■ **RECORDS**
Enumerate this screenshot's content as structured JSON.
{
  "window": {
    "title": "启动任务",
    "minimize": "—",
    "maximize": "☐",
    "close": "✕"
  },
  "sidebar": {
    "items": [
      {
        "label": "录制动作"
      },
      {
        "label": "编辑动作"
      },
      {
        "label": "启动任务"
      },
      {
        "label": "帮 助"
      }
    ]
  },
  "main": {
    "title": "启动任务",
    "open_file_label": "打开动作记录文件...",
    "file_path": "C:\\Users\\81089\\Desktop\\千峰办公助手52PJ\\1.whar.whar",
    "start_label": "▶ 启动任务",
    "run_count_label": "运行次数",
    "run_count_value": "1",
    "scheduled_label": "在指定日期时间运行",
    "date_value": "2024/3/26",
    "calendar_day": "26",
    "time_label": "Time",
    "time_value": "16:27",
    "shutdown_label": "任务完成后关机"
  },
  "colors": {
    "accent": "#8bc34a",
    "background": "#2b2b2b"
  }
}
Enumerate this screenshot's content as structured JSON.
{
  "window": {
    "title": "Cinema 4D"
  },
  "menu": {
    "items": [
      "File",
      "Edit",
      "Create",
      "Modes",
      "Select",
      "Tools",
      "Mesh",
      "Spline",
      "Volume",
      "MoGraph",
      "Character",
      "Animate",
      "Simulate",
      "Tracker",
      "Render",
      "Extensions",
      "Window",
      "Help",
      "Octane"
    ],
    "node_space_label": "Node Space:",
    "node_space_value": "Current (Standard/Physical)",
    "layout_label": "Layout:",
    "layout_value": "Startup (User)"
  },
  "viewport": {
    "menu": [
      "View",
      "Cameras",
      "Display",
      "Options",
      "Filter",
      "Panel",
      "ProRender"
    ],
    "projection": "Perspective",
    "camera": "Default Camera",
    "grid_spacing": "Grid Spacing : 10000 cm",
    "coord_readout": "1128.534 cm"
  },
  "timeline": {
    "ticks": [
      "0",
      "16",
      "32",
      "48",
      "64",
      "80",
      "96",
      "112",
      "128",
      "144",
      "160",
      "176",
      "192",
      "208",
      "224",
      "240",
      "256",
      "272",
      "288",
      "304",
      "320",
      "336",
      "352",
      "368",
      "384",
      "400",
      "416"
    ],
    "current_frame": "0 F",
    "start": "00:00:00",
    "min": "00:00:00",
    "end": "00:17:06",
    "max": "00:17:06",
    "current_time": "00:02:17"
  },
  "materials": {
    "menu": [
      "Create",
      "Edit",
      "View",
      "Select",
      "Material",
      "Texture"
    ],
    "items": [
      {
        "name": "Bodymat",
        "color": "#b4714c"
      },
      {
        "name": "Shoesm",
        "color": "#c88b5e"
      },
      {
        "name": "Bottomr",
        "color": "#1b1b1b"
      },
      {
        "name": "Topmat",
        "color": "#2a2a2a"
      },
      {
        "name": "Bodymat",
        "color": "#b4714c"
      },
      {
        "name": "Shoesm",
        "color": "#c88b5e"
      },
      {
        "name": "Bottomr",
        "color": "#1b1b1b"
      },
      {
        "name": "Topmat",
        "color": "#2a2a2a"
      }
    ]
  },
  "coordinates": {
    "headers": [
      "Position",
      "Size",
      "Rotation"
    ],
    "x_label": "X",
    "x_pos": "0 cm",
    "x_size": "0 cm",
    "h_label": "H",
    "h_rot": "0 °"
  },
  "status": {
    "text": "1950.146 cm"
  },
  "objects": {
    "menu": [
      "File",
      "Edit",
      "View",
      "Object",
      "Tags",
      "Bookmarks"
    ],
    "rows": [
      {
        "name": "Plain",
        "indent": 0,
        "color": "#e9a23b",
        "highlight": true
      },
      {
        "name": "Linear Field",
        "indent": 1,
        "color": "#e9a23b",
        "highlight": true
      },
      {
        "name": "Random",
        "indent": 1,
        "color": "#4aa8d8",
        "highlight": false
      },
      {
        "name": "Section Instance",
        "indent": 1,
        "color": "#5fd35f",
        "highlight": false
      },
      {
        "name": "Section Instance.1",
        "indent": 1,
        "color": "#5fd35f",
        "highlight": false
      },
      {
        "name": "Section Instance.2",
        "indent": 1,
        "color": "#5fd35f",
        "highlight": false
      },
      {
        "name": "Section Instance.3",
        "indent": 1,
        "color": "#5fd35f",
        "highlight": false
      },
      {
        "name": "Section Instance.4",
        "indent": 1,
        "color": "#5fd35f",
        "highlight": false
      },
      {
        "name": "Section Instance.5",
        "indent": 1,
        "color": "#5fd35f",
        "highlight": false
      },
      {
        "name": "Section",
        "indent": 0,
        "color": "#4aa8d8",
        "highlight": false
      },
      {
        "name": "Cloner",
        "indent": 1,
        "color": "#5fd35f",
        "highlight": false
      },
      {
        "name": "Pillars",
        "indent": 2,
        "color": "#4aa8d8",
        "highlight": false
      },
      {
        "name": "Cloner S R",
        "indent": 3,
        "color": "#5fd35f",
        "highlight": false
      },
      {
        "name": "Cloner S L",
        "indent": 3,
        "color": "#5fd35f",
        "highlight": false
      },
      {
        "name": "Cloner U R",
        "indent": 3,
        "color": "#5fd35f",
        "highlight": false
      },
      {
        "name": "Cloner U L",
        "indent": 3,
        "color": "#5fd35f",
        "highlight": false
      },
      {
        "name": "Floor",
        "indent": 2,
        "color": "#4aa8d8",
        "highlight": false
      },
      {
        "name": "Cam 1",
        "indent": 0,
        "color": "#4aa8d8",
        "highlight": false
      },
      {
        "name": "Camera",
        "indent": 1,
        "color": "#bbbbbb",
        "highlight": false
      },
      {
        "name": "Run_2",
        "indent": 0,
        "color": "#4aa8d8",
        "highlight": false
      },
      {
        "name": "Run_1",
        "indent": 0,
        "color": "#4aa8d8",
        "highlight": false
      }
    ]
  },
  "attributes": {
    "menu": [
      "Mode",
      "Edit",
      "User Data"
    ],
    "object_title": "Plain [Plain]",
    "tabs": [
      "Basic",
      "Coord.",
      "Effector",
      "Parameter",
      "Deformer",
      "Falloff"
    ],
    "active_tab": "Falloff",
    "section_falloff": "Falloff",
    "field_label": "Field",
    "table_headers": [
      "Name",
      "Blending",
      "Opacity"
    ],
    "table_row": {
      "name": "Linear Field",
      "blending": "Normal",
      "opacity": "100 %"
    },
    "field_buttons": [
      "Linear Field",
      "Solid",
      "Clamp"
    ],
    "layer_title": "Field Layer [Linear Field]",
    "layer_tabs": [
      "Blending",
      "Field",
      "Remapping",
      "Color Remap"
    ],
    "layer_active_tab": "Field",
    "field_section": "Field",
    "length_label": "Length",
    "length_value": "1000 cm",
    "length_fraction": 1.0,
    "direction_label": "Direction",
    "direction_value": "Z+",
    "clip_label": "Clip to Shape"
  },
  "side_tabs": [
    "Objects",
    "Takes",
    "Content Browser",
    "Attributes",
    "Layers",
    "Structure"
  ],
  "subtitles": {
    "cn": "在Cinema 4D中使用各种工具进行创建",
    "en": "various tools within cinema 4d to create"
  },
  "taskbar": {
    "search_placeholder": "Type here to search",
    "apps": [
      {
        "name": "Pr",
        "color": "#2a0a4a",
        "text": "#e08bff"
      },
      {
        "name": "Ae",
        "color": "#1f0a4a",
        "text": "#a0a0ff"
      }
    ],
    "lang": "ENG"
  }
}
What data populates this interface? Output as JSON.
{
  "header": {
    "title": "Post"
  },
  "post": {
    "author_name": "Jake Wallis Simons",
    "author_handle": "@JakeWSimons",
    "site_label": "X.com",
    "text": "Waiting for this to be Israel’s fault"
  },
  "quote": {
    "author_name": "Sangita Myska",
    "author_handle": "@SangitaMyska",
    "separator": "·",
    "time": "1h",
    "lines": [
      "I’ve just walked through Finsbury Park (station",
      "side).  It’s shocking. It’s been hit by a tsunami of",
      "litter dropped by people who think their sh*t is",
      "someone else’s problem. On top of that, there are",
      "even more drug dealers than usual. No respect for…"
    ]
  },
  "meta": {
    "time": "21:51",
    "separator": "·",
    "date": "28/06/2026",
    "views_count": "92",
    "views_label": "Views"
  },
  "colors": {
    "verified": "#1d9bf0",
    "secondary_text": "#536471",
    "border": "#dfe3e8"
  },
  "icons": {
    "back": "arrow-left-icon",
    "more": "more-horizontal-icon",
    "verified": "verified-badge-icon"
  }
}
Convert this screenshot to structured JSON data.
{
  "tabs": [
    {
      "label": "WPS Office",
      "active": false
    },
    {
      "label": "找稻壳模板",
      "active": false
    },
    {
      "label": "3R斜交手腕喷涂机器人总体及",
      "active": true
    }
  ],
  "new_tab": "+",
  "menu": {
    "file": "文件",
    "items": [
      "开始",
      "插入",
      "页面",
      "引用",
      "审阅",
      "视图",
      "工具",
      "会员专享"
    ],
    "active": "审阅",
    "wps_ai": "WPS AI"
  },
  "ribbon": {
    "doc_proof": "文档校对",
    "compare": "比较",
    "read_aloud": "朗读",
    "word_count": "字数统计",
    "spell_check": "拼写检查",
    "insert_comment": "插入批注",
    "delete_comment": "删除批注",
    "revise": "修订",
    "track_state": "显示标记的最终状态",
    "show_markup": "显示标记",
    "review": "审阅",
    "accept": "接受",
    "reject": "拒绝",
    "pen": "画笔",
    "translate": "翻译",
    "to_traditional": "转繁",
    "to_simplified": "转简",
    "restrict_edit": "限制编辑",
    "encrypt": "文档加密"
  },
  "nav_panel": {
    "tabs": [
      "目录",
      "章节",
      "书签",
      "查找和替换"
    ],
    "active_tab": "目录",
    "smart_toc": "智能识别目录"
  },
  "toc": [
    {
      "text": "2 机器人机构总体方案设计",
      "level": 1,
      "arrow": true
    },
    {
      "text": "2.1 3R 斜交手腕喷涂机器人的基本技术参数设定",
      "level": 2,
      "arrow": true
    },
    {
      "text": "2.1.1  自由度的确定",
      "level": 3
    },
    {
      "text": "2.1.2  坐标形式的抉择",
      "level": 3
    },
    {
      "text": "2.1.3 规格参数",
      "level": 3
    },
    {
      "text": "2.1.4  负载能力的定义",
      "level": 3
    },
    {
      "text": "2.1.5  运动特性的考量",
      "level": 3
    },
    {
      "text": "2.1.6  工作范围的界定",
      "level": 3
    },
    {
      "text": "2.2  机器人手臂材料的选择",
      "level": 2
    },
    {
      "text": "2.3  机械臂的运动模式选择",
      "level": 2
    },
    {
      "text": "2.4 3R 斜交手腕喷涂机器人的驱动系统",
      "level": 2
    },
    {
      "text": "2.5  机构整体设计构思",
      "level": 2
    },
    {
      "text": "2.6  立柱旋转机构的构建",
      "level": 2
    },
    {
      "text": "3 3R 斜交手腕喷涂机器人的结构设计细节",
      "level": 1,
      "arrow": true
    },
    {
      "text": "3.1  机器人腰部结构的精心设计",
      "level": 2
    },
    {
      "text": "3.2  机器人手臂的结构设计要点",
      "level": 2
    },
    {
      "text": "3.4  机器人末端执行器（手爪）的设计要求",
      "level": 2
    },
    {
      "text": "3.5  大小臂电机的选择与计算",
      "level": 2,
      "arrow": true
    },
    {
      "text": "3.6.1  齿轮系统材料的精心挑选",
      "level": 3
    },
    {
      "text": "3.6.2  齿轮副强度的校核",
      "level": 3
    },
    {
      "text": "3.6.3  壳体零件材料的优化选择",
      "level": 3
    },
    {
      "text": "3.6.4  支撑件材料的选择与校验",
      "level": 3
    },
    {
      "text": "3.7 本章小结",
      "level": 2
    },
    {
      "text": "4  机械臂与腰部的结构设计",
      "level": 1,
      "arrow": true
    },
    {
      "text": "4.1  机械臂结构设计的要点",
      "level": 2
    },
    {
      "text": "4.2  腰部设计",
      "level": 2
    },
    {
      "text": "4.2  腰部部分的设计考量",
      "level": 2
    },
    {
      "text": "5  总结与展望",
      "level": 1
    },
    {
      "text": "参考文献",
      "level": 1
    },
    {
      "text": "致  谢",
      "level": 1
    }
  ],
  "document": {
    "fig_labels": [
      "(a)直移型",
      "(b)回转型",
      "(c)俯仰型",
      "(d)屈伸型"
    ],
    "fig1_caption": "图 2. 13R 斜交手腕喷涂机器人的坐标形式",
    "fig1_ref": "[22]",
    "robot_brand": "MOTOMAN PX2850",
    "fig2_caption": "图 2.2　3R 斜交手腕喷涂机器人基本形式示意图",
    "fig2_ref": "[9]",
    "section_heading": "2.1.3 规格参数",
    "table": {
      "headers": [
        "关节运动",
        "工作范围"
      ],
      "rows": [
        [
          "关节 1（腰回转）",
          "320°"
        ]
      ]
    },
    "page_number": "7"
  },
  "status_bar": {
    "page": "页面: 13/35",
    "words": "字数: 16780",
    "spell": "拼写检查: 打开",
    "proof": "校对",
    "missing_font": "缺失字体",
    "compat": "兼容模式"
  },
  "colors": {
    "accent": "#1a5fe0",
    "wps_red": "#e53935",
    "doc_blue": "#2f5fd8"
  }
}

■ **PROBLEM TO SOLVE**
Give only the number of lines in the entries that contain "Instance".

■ **OUTPUT BELOW**
6